The Affordable Care Act was enacted in March of 2010 and for justifiable reasons. The country was experiencing high uninsured rates, unsustainable spending, and poor health outcomes. Something had to be done. President Obama signed the Affordable Care Act in hopes of reforming both public and private health insurance systems, with a goal to expand coverage to 24 million Americans by the year 2023. Obamacare, nicknamed after its biggest champion, was enacted to increase benefits while lowering costs to consumers. It was also designed to provide new funding toward prevention, reduce inequalities due to income, and improve our overall healthcare infrastructure.
Despite a number of challenges that included a recession, government shutdown, a problematic website, and lots of partisan politics, the Affordable Care Act still stands. A number of things could have led to its demise, including a newly elected Republican president and Senate in the 2012 election. But probably the most notable threat came as two supreme court challenges, one taking place in 2012 and the other earlier this year, King versus Burwell. The first case declared elements of the law unconstitutional. The second challenged the interpretation of who is entitled to subsidies, and could have left millions without tax credits.
Obamacare is achieving many of its goals. It’s reported that by the end of 2014 more than 6.5 million Americans had enrolled in a health plan, and the uninsured rate is the lowest it’s been since 2001. The Affordable Care Act has improved the affordability, availability, and quality of health coverage through regulations, taxes, insurance exchanges, and subsidies. Some of the benefits include things like allowing young adults to stay on parents’ insurance until age 26. It also prevents companies from denying coverage or dropping people when they are sick. It provides tax breaks for small businesses, while requiring large businesses to insure their employees. And it improves Medicare for seniors.
The goals for Obamacare going forward include increasing the threshold for itemized medical expenses on taxes by 2016, requiring health insurance plans to cover preventative care without co-pays by 2018, and phasing out the Medicare coverage gap by 2020. These tasks will not be easy. The Affordable Care Act still faces plenty of uphill battles.

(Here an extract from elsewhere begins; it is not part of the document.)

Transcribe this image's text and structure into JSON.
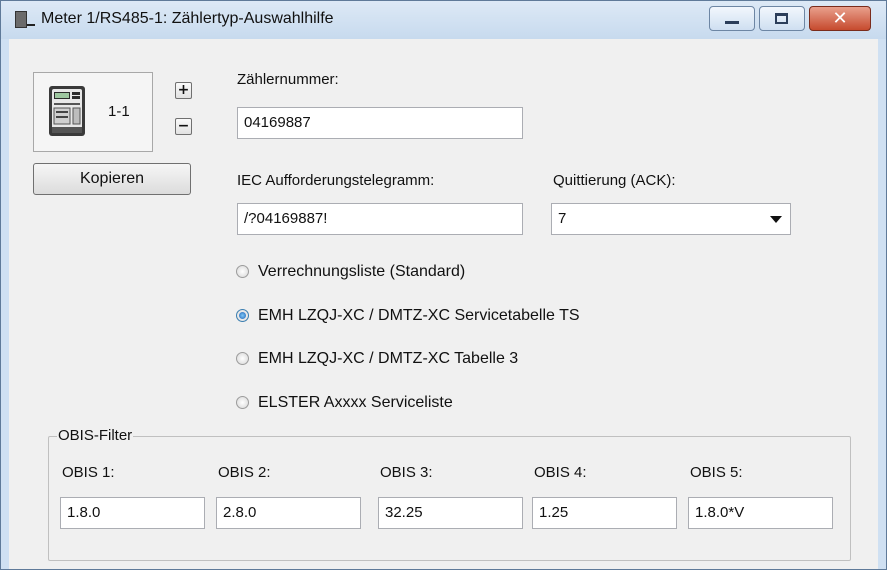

There are at least three major challenges that could derail the law and its future goals. Healthcare costs are still too high, rising faster than wages or overall inflation. While the ACA includes provisions to lower costs, it may not be enough to offset other trends pushing costs up. If the medical-device tax gets repealed, 3 billion dollars per year contributed to subsidies could be lost. The Cadillac tax, set to take effect in 2018, could force companies to cut back on benefits causing consumers to have more out-of-pocket costs.
Despite all who have taken advantage of Obamacare, anemic enrollment is still a concern. There are still 18 million Americans who are eligible, but haven’t purchased health insurance. The penalty for not having healthcare coverage will increase in 2016, and the rising price of failing to comply may provoke more unrest with the law.
Finally, political resistance is bound to continue with many wondering what might happen if the Republicans capture the White House and Congress in 2016. Many Republican Presidential front runners have expressed their dislike for the law.
The Affordable Care Act is sure to have more future successes and challenges. Whatever the political outcome is today or in the future, HealthMarkets is proud to be a part of the accomplishment that has resulted in health insurance reaching the uninsured. We will continue to assist customers with their health insurance needs, and look forward to helping you navigate the ever-changing landscape that is the Affordable Care Act.
Learn more about American healthcare history.